Thursday, February 24, 2011


Icon's Biggest Fan

The day writer and editor Dwayne McDuffie, who passed away Tuesday, learned that a certain controversial black man loved his work and one creation in particular:  A surprising phone call led to Derek Dingle, one of McDuffie's Milestone colleagues, going to Washington, DC. Upon Dingle's return, he and McDuffie had the following exchange:

"[Clarence] Thomas is a really big fan of yours, you know."

"I know."

"I was in his chambers. It's just like you'd think: dusty law books from floor to ceiling, clerks working industriously on serious legal matters." "Uh, huh."

"He also has a complete set of Icon there. He showed me the leather binder he keeps them in."


"Some of them were out, though. He has his clerks indexing them."


"He has them go through and pull out quotes of things Icon says that he agrees with. They mark them with Post-it notes. That way when he wants to use them in his speeches…"

"I beg your pardon?"

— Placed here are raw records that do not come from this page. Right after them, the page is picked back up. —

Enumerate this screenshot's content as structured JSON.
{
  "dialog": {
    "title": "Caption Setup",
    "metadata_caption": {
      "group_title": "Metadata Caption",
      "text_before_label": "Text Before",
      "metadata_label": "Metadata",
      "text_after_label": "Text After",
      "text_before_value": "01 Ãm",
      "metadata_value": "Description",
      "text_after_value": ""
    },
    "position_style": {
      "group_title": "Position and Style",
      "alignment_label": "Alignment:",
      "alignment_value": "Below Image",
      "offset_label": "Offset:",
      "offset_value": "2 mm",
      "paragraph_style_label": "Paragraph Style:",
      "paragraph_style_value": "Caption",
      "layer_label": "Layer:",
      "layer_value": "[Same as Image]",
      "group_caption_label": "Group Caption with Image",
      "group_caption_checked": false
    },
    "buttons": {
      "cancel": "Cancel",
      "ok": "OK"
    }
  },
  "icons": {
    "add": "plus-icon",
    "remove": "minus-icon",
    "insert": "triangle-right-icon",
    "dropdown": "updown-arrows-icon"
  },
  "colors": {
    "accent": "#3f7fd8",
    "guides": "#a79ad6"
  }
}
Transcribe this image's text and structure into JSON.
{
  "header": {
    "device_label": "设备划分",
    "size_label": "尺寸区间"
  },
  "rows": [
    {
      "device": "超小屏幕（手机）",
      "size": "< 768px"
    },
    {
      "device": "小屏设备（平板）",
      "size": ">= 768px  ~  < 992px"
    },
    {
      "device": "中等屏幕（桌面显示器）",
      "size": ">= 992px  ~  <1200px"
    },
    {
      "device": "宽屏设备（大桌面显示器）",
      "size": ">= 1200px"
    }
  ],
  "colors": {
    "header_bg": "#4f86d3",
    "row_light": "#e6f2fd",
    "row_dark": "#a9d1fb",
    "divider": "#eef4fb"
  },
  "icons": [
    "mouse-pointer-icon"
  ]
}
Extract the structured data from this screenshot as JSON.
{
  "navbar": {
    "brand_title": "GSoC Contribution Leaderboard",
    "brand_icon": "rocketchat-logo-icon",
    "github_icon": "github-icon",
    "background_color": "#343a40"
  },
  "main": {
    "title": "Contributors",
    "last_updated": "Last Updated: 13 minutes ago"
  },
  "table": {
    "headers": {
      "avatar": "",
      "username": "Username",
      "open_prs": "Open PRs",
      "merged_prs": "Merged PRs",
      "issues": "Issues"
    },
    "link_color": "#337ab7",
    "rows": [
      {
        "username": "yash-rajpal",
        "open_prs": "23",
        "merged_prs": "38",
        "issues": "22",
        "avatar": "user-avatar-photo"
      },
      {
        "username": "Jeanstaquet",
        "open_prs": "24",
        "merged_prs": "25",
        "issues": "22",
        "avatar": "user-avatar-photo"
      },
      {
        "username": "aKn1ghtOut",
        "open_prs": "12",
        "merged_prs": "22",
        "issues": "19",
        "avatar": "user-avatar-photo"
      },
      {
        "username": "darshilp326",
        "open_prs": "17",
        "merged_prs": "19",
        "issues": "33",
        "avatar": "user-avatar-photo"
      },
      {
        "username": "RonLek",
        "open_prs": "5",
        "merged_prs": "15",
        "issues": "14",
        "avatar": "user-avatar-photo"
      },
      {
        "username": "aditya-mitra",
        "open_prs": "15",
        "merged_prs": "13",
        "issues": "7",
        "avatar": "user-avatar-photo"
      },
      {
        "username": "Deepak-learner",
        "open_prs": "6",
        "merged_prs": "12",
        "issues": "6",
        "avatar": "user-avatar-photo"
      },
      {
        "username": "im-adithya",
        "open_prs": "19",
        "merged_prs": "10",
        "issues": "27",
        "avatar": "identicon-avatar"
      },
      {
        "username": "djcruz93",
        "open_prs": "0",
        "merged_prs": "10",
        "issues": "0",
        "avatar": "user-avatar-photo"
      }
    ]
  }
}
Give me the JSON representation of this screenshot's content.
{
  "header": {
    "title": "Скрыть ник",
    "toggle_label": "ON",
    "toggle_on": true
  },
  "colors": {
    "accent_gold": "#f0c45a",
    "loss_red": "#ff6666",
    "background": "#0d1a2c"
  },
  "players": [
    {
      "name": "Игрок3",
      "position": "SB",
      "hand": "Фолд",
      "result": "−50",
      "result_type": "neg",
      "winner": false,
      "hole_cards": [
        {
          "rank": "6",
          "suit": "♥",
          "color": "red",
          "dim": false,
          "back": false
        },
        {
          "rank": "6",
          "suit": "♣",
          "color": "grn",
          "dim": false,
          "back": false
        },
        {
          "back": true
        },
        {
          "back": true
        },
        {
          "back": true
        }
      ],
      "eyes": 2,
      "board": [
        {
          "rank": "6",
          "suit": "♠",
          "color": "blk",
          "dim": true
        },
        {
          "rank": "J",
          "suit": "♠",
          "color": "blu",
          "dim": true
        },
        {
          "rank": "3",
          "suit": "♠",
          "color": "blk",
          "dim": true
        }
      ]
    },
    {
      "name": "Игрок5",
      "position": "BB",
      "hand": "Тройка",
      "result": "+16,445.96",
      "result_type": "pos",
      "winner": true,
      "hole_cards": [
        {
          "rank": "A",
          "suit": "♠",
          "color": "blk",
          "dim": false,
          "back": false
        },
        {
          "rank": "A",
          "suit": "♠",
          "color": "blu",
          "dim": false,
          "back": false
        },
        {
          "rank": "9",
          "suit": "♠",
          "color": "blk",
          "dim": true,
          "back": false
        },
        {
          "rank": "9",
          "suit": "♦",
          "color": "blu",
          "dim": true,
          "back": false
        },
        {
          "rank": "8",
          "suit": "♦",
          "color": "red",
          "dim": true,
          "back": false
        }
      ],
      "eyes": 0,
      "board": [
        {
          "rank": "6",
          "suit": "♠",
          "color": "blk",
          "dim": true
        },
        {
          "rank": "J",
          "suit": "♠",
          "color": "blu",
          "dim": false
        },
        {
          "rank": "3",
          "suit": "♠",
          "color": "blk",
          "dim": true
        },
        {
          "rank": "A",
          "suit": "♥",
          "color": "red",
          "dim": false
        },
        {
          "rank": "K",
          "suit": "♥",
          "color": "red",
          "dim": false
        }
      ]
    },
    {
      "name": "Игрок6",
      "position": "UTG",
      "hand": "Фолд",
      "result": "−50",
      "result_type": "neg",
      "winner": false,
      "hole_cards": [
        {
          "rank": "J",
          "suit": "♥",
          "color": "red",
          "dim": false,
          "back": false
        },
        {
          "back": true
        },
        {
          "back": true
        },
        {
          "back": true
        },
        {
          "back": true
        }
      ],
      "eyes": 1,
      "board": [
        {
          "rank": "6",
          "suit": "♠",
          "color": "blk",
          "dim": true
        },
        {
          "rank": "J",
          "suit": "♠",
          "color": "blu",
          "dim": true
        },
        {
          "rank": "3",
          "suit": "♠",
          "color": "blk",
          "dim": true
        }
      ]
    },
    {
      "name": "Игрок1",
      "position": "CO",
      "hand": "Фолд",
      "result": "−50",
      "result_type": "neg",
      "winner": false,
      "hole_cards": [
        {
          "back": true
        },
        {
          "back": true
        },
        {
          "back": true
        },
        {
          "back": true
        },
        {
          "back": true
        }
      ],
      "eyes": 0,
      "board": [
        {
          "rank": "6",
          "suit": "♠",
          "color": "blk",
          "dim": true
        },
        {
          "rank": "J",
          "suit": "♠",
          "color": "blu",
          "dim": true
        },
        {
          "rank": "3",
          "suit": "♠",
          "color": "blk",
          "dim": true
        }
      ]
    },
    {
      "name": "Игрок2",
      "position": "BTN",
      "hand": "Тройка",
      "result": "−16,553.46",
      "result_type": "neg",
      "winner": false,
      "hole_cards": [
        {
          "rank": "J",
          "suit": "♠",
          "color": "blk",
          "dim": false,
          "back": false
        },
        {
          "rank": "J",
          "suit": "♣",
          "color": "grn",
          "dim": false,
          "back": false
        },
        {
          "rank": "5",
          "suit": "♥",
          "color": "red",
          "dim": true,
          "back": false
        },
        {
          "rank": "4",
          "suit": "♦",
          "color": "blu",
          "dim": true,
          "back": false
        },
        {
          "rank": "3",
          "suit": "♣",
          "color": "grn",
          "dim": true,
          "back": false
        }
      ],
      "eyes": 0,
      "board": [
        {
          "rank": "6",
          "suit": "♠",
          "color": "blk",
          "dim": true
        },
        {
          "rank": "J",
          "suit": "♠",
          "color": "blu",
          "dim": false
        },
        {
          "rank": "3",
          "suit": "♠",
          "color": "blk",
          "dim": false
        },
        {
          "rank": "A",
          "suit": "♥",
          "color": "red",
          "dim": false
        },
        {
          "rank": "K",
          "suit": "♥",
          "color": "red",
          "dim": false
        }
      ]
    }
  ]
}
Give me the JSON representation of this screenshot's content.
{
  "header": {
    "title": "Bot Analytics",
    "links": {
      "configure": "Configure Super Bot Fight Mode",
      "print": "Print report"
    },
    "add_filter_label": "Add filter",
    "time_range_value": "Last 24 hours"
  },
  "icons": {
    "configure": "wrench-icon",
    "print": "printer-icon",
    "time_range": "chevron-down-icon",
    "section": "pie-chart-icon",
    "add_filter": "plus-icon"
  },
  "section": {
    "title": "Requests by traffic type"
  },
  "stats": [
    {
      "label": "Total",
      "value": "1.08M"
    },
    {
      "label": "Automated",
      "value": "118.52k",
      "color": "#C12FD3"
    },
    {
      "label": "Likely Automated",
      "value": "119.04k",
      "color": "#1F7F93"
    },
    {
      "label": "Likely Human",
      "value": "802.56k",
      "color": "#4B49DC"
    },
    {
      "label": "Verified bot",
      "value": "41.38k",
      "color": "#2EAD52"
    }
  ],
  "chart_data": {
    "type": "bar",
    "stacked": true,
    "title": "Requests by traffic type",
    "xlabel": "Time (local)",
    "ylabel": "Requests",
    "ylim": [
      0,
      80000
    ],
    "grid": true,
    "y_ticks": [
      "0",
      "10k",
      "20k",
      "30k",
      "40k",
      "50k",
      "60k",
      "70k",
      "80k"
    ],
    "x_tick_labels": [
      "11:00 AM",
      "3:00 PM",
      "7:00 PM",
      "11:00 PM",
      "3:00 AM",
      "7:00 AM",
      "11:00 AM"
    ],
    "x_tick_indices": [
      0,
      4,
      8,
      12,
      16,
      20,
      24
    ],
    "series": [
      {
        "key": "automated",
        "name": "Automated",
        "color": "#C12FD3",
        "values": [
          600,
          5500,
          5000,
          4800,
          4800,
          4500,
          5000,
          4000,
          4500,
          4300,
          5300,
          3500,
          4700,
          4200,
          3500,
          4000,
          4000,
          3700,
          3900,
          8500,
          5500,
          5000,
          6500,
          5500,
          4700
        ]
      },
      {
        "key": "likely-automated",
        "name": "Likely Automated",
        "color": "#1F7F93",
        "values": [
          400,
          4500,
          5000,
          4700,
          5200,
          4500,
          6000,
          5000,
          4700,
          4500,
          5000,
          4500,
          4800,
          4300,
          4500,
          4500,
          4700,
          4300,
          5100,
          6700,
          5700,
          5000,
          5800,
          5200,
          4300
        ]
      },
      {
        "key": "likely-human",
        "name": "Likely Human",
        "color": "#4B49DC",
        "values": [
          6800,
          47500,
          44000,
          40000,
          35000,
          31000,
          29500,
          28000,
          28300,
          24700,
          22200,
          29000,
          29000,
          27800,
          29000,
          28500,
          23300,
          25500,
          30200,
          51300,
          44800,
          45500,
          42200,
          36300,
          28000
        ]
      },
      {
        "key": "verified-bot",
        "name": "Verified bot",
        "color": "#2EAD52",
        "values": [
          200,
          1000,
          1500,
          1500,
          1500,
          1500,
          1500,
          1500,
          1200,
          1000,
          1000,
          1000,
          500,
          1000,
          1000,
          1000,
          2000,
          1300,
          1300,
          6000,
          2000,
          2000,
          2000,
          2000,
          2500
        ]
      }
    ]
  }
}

"He quotes Icon in papers and speeches. Rather, since you write those lines, he quotes you."
The entire post is truly great. McDuffie openly shares the discomfort felt of himself as someone, "politically to the left of… well, everybody, actually," whose work was held in high admiration by the leading black conservative in the country.

The shock was so great that it actually induced writer's block for several weeks!

Despite McDuffie's palpable angst, the full anecdote shows two things -- one about Thomas and one about McDuffie. I know from personal experience that Thomas will regularly open his office to younger black professionals to get a sense of who they are and where they're going. But, more significantly, the story says something about the relationship between a true artist and his work. McDuffie admits to being a real liberal, who can't stand Republicans -- black or white.

However, he managed to put that aside to create a black conservative comic book character that wasn't a caricature. He managed to tap into a universal truth when he was giving voice to Augustus "Icon" Freeman. A legitimate artist has to project the truth of the world in which his creation exists -- even if it's a reality foreign to that of the artist and the character has a philosophy with which his creator vehemently disagrees.

McDuffie may have been a black Democrat, but he was able to give voice to a black conservative reality recognized as authentic by a true black conservative. Now, that's high praise.

(Thanks to Matt Hunte and Ta-Nehisi Coates for the heads-up on McDuffie's Thomas post.)

Labels: , ,

Bookmark and Share

<< Home

This page is powered by Blogger. Isn't yours?

Weblog Commenting and Trackback by AddThis Social Bookmark Button
Technorati search
Search Now:
Amazon Logo
  •  RSS
  • Add to My AOL
  • Powered by FeedBurner
  • Add to Google Reader or Homepage
  • Subscribe in Bloglines
  • Share on Facebook